5. The Guardian's ultra-loyal readership was not really affected by this, so the paper that suffered the greatest collateral damage was The Independent. In 1993, it was almost neck-and-neck with The Times, but the price war saw its sale fall to less than 150,000 in December 2002.
6. This war triggered a series of investigations by the Office of Fair Trading into allegations that The Times' strategy amounted to predatory pricing. The OFT rejected this in a ruling delayed until May 1999 - no rival had actually been put out of business - but warned that News International must seek its approval for further cuts.

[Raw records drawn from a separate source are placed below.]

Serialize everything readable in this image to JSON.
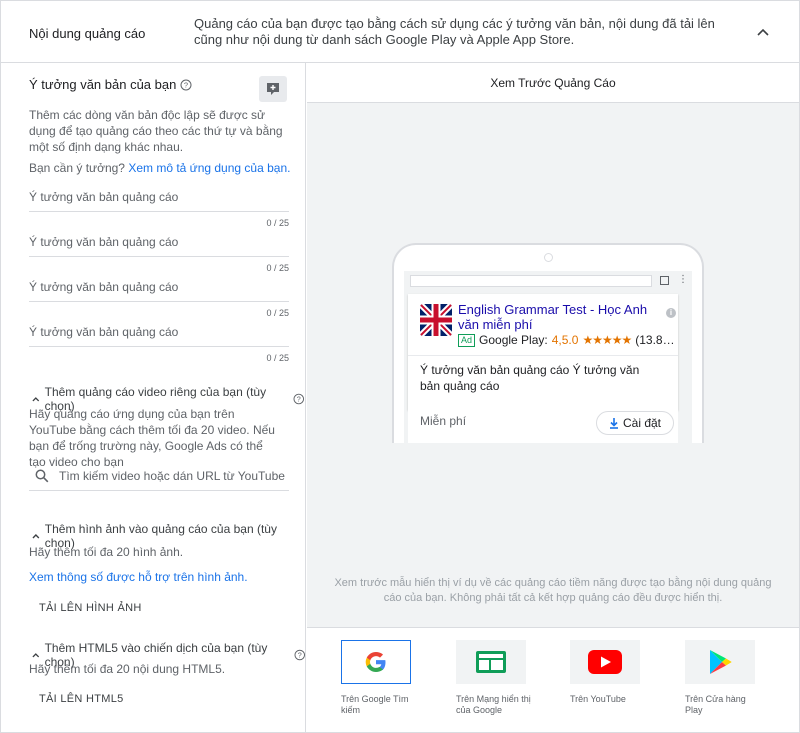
{
  "header": {
    "title": "Nội dung quảng cáo",
    "description": "Quảng cáo của bạn được tạo bằng cách sử dụng các ý tưởng văn bản, nội dung đã tải lên cũng như nội dung từ danh sách Google Play và Apple App Store."
  },
  "text_ideas": {
    "title": "Ý tưởng văn bản của bạn",
    "description": "Thêm các dòng văn bản độc lập sẽ được sử dụng để tạo quảng cáo theo các thứ tự và bằng một số định dạng khác nhau.",
    "need_ideas": "Bạn cần ý tưởng?",
    "see_app_desc": "Xem mô tả ứng dụng của bạn.",
    "fields": [
      {
        "placeholder": "Ý tưởng văn bản quảng cáo",
        "counter": "0 / 25"
      },
      {
        "placeholder": "Ý tưởng văn bản quảng cáo",
        "counter": "0 / 25"
      },
      {
        "placeholder": "Ý tưởng văn bản quảng cáo",
        "counter": "0 / 25"
      },
      {
        "placeholder": "Ý tưởng văn bản quảng cáo",
        "counter": "0 / 25"
      }
    ]
  },
  "video": {
    "title": "Thêm quảng cáo video riêng của bạn (tùy chọn)",
    "description": "Hãy quảng cáo ứng dụng của bạn trên YouTube bằng cách thêm tối đa 20 video. Nếu bạn để trống trường này, Google Ads có thể tạo video cho bạn",
    "search_placeholder": "Tìm kiếm video hoặc dán URL từ YouTube"
  },
  "images": {
    "title": "Thêm hình ảnh vào quảng cáo của bạn (tùy chọn)",
    "description": "Hãy thêm tối đa 20 hình ảnh.",
    "specs_link": "Xem thông số được hỗ trợ trên hình ảnh.",
    "upload_label": "TẢI LÊN HÌNH ẢNH"
  },
  "html5": {
    "title": "Thêm HTML5 vào chiến dịch của bạn (tùy chọn)",
    "description": "Hãy thêm tối đa 20 nội dung HTML5.",
    "upload_label": "TẢI LÊN HTML5"
  },
  "preview": {
    "title": "Xem Trước Quảng Cáo",
    "ad": {
      "app_title": "English Grammar Test - Học Anh văn miễn phí",
      "badge": "Ad",
      "store": "Google Play:",
      "rating": "4,5.0",
      "stars": "★★★★★",
      "reviews": "(13.8…",
      "body": "Ý tưởng văn bản quảng cáo Ý tưởng văn bản quảng cáo",
      "price": "Miễn phí",
      "install_label": "Cài đặt"
    },
    "note": "Xem trước mẫu hiển thị ví dụ về các quảng cáo tiềm năng được tạo bằng nội dung quảng cáo của bạn. Không phải tất cả kết hợp quảng cáo đều được hiển thị.",
    "placements": [
      {
        "label": "Trên Google Tìm kiếm",
        "icon": "google-g-icon",
        "selected": true
      },
      {
        "label": "Trên Mạng hiển thị của Google",
        "icon": "display-network-icon",
        "selected": false
      },
      {
        "label": "Trên YouTube",
        "icon": "youtube-icon",
        "selected": false
      },
      {
        "label": "Trên Cửa hàng Play",
        "icon": "google-play-icon",
        "selected": false
      }
    ]
  },
  "colors": {
    "accent": "#1a73e8",
    "link": "#1a0dab",
    "rating": "#e37400",
    "ad_badge": "#0f9d58"
  }
}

7. The OFT's ruling effectively signalled the beginning of the end of the price war and many believed the market was moving back to parity pricing in September 2003, when The Times raised its price to 50p (it had been at 40p since June 2001) on weekdays and 90p on Saturdays.
8. In the year to June 2004, Times Newspapers lost £40.1 million. In the year to June 2003, it lost £28.6 million. Headline circulations in the July Audit Bureau of Circulations figures show The Times on 698,043, with The Telegraph on 912,319.
9. Telegraph sources claim that the paper was a resounding winner in the war - The Times spent its massive war chest but achieved none of its strategic goals and The Telegraph has retained market leadership. Meanwhile, they argue The Times has diminished its brand values.
10. Times sources reply by pointing to the fact that in the November 2004 ABCs, The Times finally overtook The Telegraph in terms of fully paid-for sales: The Times on 504,568, The Telegraph on 500,214.
11. The Times' price hike comes as it prepares to relaunch T2 as Times2, with an increased pagination and a new focus on its female readers. It will feature themed sections on different days - for instance, Style, Health and Sound - and is running a major ad campaign to back the launch.
WHAT IT MEANS FOR ...
- This is a confirmation of a change in direction (or emphasis) at The Times. Price wars have been expensive and the outcome has arguably been, at best, inconclusive - especially in terms of the original, rather simplistic, goals.
- New conditions prevail and, in general, newspapers face the future with even less confidence than they did in 1993. Times Newspapers has perhaps learned to be less monolithic in its thinking.
- For instance, recent editorial changes indicate a desire to make The Times attractive to Daily Mail readers rather than current purchasers of The Daily Telegraph.
- These are interesting times for quality newspapers, not least because The Times' price rise more or less coincides with The Guardian's relaunch in the Berliner format.
- Increased cover-price revenues across the whole market will allow for more realistic levels of investment in product development.
- Advertisers want the best of both worlds - a high-circulating newspaper that has a market positioning as a premium product and is priced accordingly. They had begun to be worried about the status of a discounted Times in an era of free commuter newspapers such as Metro.
- Most will be pleased The Times is recommitting itself to producing a newspaper people genuinely want to engage with, rather than a bargain buy.
This article was first published on Campaign